As mentioned in the first post, Getting Started, I decided to use a PCB that is made specially for the task at hand:
The aim of this part of the project is to use a GPIO to USB mapping software, the best of which I can find at the moment is Adafruit’s Retrogame. The idea is to wire up each port of the PCB to a GPIO pin on the Raspberry PI, Retrogame then will map this GPIO port to a pretend USB keyboard. The USB keyboard will be detected and used by RetroPie.
So first, wire up all of the connectors (sorry for potato cam).
I decided to use cables with a Duport connectors once more, so that I could easily plug and remove the cables when I’m not actively using them/testing.Â Colour coding the cables will probably be a big time saver as well, saves having to try and follow each cable back when mapping a control to a GPIO (left to GPIO20 for example).
The pin outs vary slightly depending on the model of of Pi that you have, I very much doubt you’d be reading this but be trying to use an old model Pi so I’ll upload a picture of the newer layout here:
If, by chance, you are using an older Pi simply search on Google for the pin out diagram.
Once you’re all plugged in to the free GPIO ports, follow the instructions linked to fromÂ Adafruit’s Retrogame‘s github page.Â I made a big mistake here and edited the wrong part of the config file, make sure if you’re not using an Adafruit PiTFT that you edit the correct section!

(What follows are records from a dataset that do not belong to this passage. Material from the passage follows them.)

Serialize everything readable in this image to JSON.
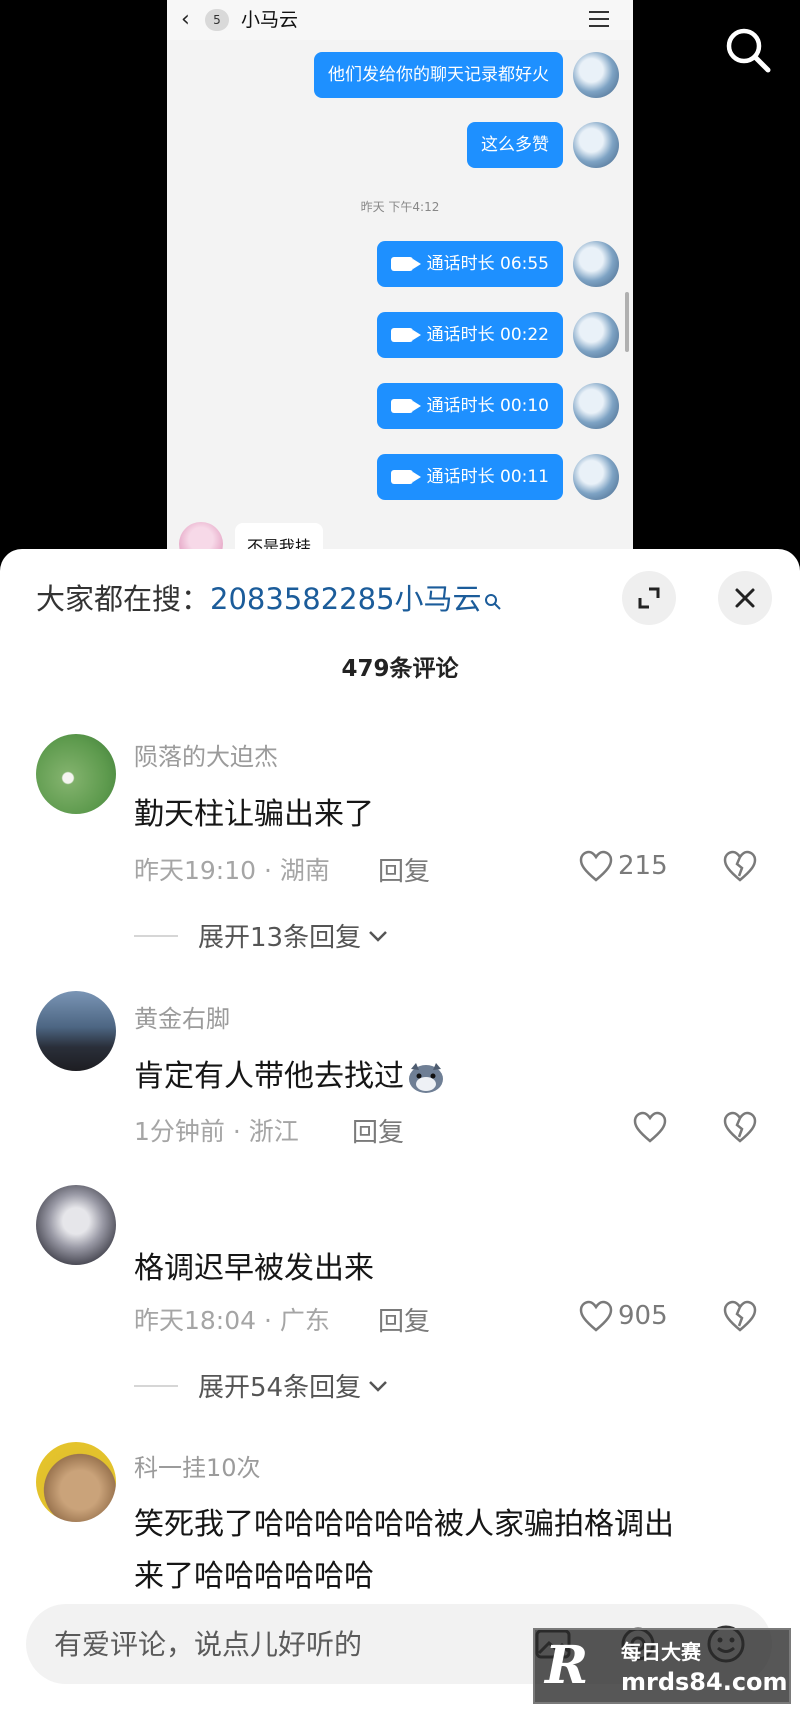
{
  "chat": {
    "unread_count": "5",
    "contact_name": "小马云",
    "messages": [
      {
        "text": "他们发给你的聊天记录都好火"
      },
      {
        "text": "这么多赞"
      }
    ],
    "timestamp": "昨天 下午4:12",
    "calls": [
      {
        "label": "通话时长 06:55"
      },
      {
        "label": "通话时长 00:22"
      },
      {
        "label": "通话时长 00:10"
      },
      {
        "label": "通话时长 00:11"
      }
    ],
    "peer_message": "不是我挂"
  },
  "sheet": {
    "search_prefix": "大家都在搜：",
    "search_keyword": "2083582285小马云",
    "comment_count": "479条评论"
  },
  "comments": [
    {
      "user": "陨落的大迫杰",
      "text": "勤天柱让骗出来了",
      "meta": "昨天19:10 · 湖南",
      "reply": "回复",
      "likes": "215",
      "expand": "展开13条回复"
    },
    {
      "user": "黄金右脚",
      "text": "肯定有人带他去找过",
      "meta": "1分钟前 · 浙江",
      "reply": "回复",
      "likes": ""
    },
    {
      "user": "",
      "text": "格调迟早被发出来",
      "meta": "昨天18:04 · 广东",
      "reply": "回复",
      "likes": "905",
      "expand": "展开54条回复"
    },
    {
      "user": "科一挂10次",
      "text_line1": "笑死我了哈哈哈哈哈哈被人家骗拍格调出",
      "text_line2": "来了哈哈哈哈哈哈"
    }
  ],
  "input": {
    "placeholder": "有爱评论，说点儿好听的"
  },
  "watermark": {
    "logo_letter": "R",
    "line1": "每日大赛",
    "line2": "mrds84.com"
  },
  "colors": {
    "bubble_blue": "#1e90ff",
    "keyword_blue": "#1b5c9a",
    "sheet_bg": "#ffffff",
    "background": "#000000"
  }
}
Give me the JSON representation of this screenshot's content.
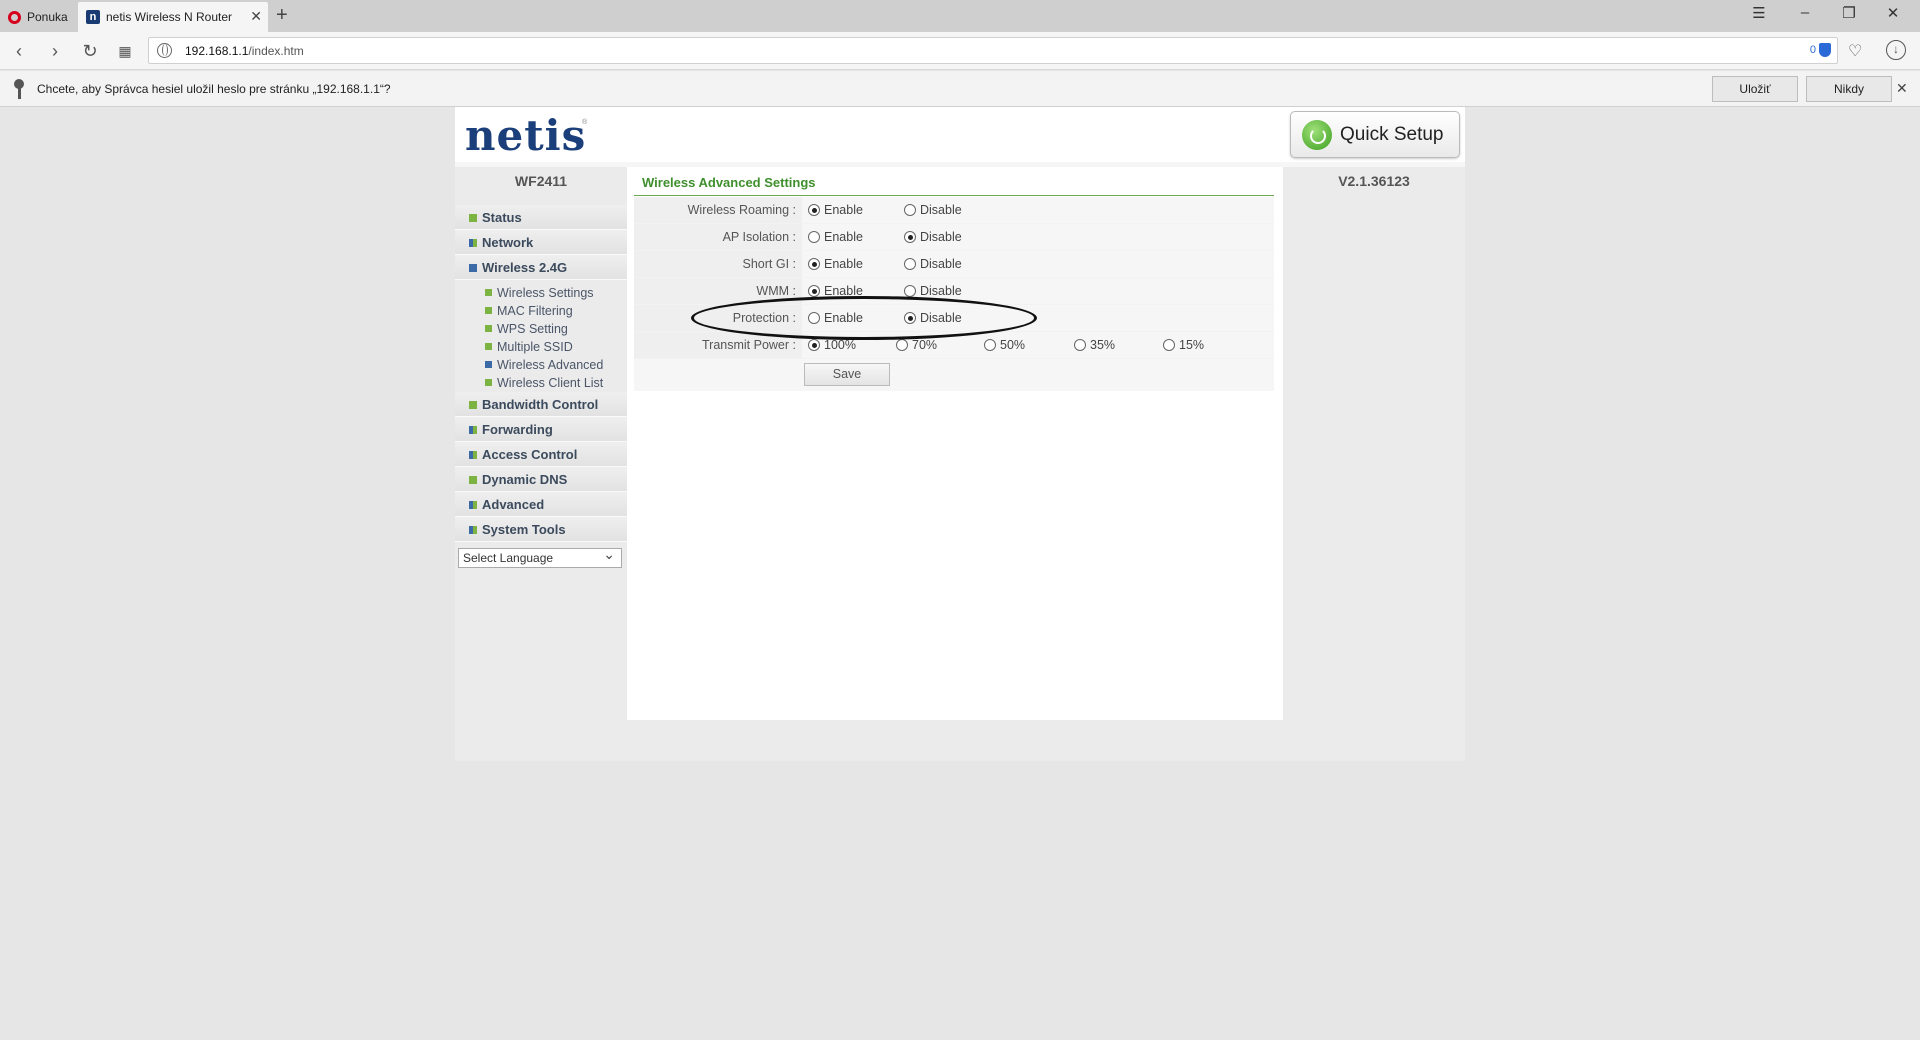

I spent hours pulling hair out because I didn’t read it correctly.
Once set up correctly you should be able to hold a metal contact on each button to get a response in RetroPie.
Feel free to comment below if you have any questions or have any problems with this, I’ll do my best to help.